Even if an individual with a DUI chooses not to own or drive any vehicle, a judge may require them to carry auto insurance anyway. This type of insurance is called nonowners SR-22 insurance. This policy covers only damages caused by the driver and does not cover damages to any car they may be driving.
What Does DUI Insurance Cost?
The cost of DUI insurance is a somewhat complex matter. Auto insurance premiums, in general, depend on a variety of factors that vary by individual. This list starts with the individual state life in, and the minimum coverage required by that state. Next, an individuals age, the type of car driven, the number of miles driven per year and possibly the individual’s credit history factor into the insurance costs. An individual’s driving history and record also weigh-in, and the only good news is that one DUI with several years of clean driving history will result in lower insurance costs than an individual who has other violations on his record in addition to a DUI.
What Happens if a Person Stops Paying on DUI Ins?
Once a person takes out a DUI policy, he must continue paying on it for three years or whatever court-mandated period is necessary. If the person allows the policy lapse or cancels it, the insurance company will immediately contact the state’s Department of Motor Vehicles. The individual will receive an immediate driver’s license suspension. In order to regain the use of his license, the driver will need to re-file an SR-22 certificate with his insurance company and pay another filing fee to restart his policy. The three-year carrying period for the insurance will also start over again, even if the individual was one week away from completing their original three-year required period for the SR-22 insurance.
Hiring a DUI Attorney
When someone has been arrested for a DUI, hiring an experienced DUI attorney may result in smaller fines, a reduction in jail time and other penalties, which will outweigh the costs of hiring the attorney. DUI cases are complex, and an attorney may even get a case dismissed if proper police procedures were not followed during the arrest. An attorney may also be able to negotiate an outcome that does not require the plaintiff to carry DUI insurance.
How Can I Find Cheap DUI Insurance?

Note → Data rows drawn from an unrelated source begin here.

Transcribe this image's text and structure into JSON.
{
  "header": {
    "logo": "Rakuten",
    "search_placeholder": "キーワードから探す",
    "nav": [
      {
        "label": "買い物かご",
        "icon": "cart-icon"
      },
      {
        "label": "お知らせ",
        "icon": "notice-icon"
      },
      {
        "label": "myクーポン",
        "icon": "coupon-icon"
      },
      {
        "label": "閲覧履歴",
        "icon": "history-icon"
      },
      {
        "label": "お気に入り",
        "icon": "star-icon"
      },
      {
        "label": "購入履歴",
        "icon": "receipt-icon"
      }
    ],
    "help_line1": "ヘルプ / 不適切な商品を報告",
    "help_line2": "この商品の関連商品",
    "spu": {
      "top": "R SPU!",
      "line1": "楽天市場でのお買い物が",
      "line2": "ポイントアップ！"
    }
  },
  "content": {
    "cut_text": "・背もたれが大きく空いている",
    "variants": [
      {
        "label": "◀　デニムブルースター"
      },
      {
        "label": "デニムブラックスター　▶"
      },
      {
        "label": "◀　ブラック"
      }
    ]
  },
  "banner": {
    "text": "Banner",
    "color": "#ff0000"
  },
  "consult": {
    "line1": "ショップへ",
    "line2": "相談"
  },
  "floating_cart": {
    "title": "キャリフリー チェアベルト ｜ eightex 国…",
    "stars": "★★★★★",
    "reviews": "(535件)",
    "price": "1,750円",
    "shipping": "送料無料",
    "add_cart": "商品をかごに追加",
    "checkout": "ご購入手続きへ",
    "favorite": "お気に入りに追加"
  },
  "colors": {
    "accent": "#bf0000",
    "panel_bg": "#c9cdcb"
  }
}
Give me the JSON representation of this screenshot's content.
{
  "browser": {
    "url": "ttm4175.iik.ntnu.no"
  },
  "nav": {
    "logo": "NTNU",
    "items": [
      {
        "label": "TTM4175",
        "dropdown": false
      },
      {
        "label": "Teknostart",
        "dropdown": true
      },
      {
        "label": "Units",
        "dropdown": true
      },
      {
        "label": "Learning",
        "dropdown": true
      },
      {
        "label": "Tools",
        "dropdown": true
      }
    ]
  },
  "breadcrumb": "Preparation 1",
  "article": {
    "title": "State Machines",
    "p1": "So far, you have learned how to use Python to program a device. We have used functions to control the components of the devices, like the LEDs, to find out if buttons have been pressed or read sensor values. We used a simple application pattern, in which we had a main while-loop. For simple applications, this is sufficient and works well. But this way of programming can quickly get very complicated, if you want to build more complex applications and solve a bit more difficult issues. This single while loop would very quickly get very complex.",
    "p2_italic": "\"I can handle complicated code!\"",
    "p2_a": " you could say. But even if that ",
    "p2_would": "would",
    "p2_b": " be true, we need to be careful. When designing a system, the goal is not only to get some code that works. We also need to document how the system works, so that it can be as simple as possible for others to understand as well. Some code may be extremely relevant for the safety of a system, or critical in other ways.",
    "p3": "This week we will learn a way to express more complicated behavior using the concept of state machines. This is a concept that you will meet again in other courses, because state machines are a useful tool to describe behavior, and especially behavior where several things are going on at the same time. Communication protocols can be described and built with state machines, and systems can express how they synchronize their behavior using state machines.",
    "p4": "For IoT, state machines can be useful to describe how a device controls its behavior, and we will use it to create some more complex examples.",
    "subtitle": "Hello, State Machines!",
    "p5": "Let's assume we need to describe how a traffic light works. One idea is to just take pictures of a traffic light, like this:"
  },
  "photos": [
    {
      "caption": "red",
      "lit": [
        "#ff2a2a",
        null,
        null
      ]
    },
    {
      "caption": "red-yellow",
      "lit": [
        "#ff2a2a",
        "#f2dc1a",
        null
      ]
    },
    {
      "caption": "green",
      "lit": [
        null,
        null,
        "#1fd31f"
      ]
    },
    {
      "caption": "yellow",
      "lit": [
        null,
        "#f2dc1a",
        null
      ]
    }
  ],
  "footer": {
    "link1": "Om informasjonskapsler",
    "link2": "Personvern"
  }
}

There is no avoiding it — DUI insurance will be more expensive than auto insurance for a driver with a clean record. However, as mentioned earlier insurance quotes rely on a variety of factors. Each insurance company designs its own algorithms used to calculate insurance rates for each customer. Each insurance company has a different method and places different weights on various factors. What this means for insurance shoppers is that quotes, even for high-risk insurance policies such as DUI insurance, can vary widely from one insurance company to another.